Milk Fever is a non-infectious disorder that is caused by insufficient calcium and commonly occurs around calving. Generally, it occurs within the first 24 hours post-calving but still can occur two to three days post-calving.
Cows that have recently calved.
Goats and pigs in similar conditions may be affected occasionally.
Signs and Symptoms
These are shown from 12 to 72 hours after the cow calves are down. They are as follows:
- Animals tremble due to muscular twitching.
- Staggering as the animal moves.
- The animal falls down and becomes unconscious.
- Laying down of the animal on its side and its whole body stiffens.
- Body functions such as urination and milk secretion stop.
- Stomach contents are drawn into the mouth which later causes lung fever when breathing in.
- There is a loss of appetite.
- Sudden death if not treated immediately.
Control and Treatment
- When it comes to treatment, the animal is given an intravenous injection of soluble calcium salt in the form of calcium boro gluconate 60gms dissolved in 500 ccs of water which is boiled and then cooled.
- Nursing Care
- When it comes to nursing care, the sick animal should be kept in a comfortable position resting on its sternum.
- Mechanical removal of urine will also speed up recovery and fresh water should also be given.
- An animal suffering from milk Fever should not be given medicine orally through the mouth due to the following reasons:
- The animal will not be able to swallow the medicine.
- The medicine may get into the lungs, promoting lung fever, and eventually speeding up death.
How Can You Prevent Milk Fever?
In the case of cows with past cases of milk Fever, partial milking is done for the first ten days.
Therefore, give the high-yielding cows rations containing phosphorus and calcium. This should include mineral licks and mineral-rich forage crops such as Lucerne.
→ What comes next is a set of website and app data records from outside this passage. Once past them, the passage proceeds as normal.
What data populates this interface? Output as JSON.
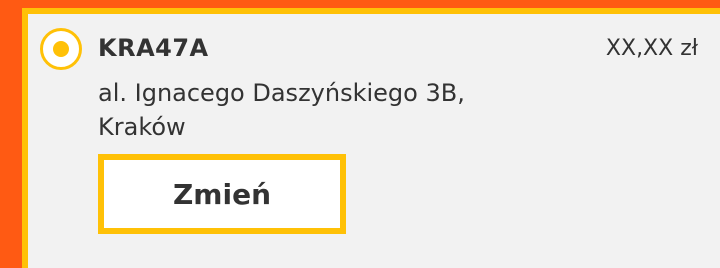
{
  "option": {
    "selected": true,
    "code": "KRA47A",
    "price": "XX,XX zł",
    "address_line1": "al. Ignacego Daszyńskiego 3B,",
    "address_line2": "Kraków",
    "change_button_label": "Zmień"
  },
  "colors": {
    "background": "#ff5a13",
    "accent": "#ffc107",
    "panel": "#f2f2f2",
    "text": "#333333"
  },
  "icons": {
    "radio": "radio-selected-icon"
  }
}
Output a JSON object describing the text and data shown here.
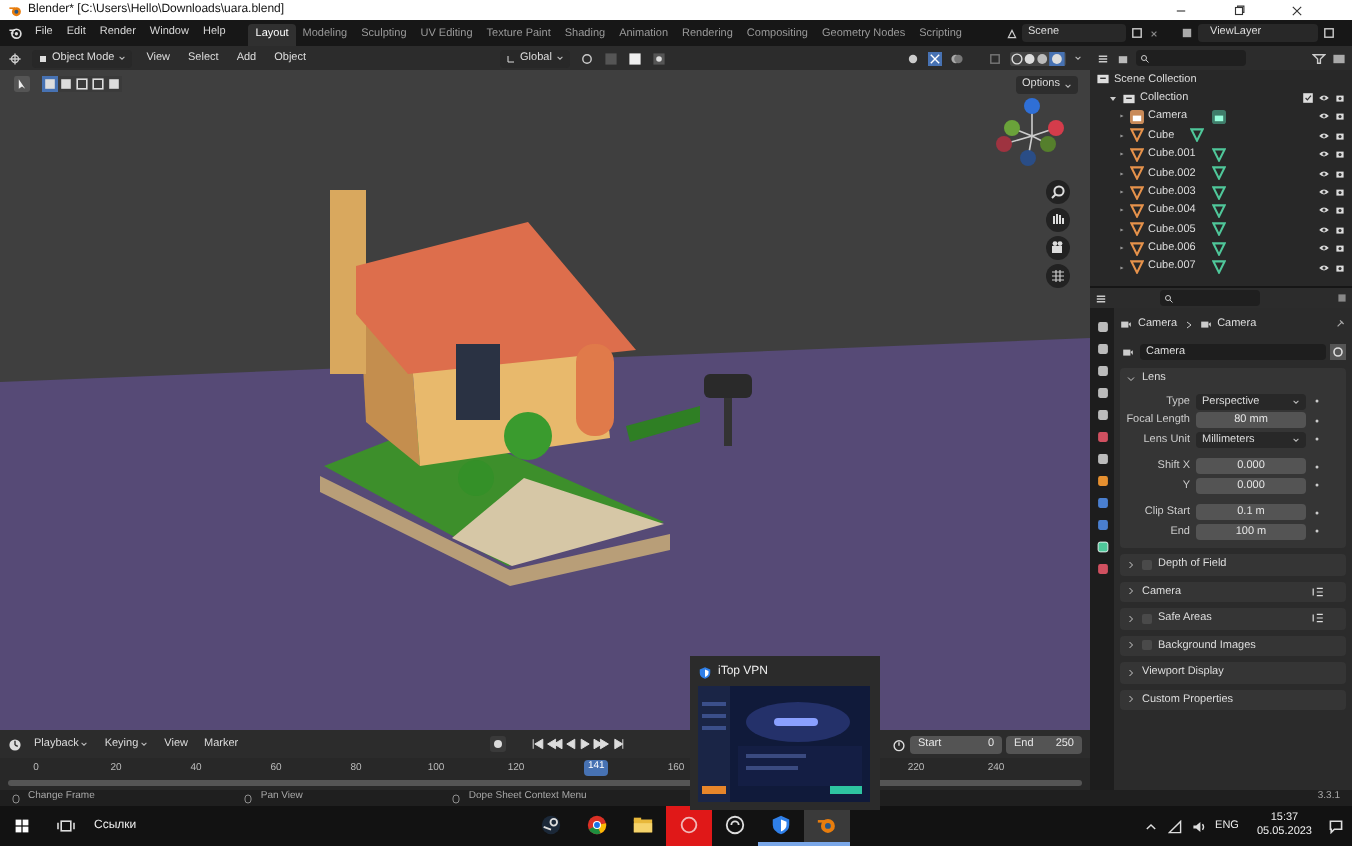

High doses of Vitamin D and parathyroid extractions help to prevent this condition.